Scan the entries below for the word "Riviera" and copy every line where it turns up.

- _SUPPLIED DATA_
- Opening Delimiter -

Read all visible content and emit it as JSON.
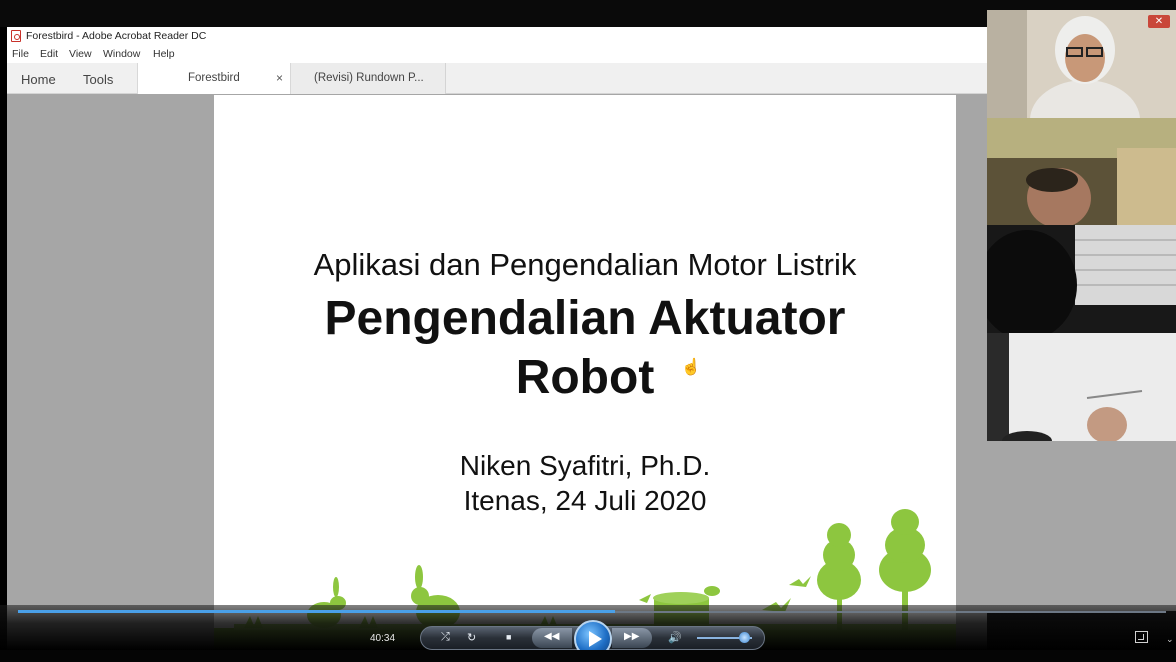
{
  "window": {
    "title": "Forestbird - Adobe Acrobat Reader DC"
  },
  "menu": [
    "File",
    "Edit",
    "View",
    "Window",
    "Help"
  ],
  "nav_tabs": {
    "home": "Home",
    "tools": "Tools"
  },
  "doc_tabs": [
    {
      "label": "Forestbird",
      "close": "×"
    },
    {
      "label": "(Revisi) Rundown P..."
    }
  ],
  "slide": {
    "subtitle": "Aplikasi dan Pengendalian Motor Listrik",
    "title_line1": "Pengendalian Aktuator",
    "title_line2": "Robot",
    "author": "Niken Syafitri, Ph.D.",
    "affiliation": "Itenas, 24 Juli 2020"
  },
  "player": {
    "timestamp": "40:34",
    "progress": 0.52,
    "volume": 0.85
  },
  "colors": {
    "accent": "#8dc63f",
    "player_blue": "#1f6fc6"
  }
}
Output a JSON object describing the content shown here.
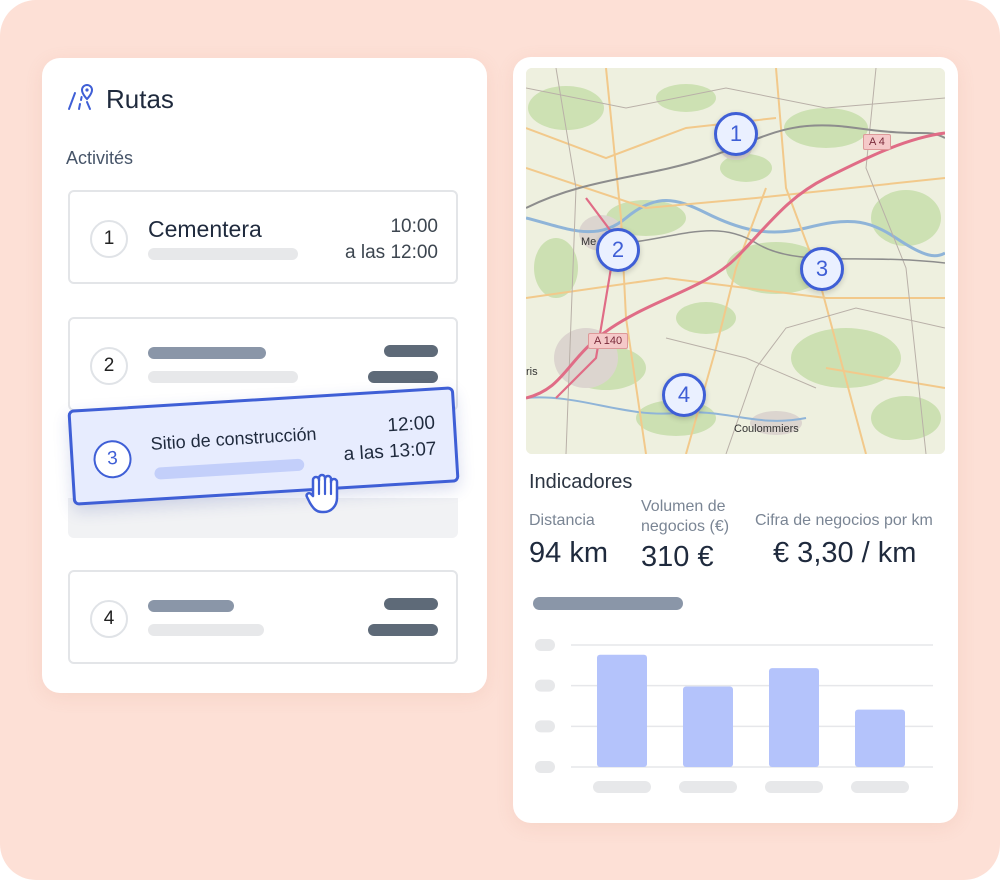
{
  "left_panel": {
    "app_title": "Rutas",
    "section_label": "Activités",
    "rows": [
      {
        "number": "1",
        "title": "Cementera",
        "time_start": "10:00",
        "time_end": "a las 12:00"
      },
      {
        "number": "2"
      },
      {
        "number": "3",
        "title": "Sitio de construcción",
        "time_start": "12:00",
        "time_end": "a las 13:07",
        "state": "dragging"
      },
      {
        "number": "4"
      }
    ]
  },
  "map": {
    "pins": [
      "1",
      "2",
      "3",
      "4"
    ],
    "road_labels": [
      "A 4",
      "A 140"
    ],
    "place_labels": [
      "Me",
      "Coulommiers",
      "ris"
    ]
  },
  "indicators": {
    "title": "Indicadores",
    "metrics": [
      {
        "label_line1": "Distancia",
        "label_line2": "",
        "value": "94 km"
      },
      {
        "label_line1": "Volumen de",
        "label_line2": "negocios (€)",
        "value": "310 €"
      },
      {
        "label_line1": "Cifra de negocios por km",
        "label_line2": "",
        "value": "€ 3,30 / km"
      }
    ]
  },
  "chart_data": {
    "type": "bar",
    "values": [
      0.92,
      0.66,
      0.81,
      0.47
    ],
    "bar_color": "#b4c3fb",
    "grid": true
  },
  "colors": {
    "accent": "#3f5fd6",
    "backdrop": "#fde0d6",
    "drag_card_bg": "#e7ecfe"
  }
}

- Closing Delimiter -
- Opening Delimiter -

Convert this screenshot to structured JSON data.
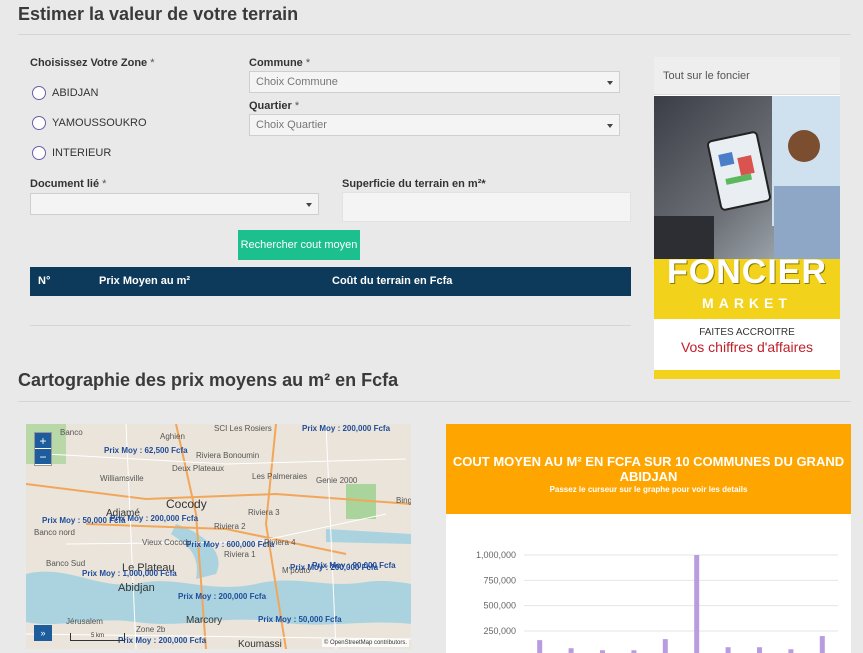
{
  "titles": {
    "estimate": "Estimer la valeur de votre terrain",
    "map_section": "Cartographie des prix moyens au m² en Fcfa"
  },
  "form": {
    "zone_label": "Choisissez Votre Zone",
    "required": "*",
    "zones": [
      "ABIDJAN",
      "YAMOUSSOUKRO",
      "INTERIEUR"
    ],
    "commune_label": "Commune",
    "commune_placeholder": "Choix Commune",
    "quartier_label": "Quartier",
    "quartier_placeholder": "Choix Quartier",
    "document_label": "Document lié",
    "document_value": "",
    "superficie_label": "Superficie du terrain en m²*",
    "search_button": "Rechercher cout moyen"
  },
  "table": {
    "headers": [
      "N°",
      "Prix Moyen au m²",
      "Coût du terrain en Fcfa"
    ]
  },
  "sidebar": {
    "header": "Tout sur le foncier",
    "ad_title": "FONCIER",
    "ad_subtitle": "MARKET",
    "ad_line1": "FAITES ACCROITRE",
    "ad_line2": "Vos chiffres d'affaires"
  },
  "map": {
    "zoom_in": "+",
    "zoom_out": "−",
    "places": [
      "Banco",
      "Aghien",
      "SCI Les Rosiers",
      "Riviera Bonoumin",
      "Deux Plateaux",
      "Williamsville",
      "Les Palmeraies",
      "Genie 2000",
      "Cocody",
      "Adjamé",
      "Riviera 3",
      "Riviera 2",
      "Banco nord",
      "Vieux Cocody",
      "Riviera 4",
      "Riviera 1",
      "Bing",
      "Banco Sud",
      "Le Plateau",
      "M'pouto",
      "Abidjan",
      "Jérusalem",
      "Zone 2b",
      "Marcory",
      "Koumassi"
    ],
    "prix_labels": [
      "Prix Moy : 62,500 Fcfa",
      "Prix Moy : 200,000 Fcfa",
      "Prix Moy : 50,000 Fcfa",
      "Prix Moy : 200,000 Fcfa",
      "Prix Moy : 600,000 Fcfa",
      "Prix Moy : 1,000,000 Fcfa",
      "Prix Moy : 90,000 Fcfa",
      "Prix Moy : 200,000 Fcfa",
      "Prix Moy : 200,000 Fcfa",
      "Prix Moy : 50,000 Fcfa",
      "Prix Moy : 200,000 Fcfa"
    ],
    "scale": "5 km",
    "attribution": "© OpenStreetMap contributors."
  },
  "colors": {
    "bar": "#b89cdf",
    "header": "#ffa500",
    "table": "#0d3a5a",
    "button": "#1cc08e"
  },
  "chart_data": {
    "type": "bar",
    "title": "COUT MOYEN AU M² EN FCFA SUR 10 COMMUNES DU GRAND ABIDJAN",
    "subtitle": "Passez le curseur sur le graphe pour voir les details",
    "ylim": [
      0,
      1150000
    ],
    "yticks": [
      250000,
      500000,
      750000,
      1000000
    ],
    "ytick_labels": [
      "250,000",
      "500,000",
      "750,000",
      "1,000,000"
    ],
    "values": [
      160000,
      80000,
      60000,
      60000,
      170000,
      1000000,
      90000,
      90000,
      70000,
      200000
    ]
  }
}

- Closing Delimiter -
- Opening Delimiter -

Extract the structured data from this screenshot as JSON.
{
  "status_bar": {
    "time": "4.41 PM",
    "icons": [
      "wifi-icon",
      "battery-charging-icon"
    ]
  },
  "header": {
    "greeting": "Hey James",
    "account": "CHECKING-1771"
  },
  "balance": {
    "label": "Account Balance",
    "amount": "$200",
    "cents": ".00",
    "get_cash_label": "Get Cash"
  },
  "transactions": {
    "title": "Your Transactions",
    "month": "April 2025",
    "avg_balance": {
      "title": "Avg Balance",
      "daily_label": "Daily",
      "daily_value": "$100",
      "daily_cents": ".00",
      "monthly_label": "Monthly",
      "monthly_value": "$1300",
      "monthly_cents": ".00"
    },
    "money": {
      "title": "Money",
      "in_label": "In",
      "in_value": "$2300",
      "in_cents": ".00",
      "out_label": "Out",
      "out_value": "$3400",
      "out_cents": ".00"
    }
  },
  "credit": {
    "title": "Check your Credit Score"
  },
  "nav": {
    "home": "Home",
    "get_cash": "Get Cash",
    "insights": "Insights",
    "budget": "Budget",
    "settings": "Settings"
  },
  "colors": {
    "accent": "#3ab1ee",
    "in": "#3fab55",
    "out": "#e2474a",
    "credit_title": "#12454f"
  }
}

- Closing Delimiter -

- _EXERCISE SOLUTION_
      "Riviera Bonoumin",
      "Riviera 3",
      "Riviera 2",
      "Riviera 4",
      "Riviera 1",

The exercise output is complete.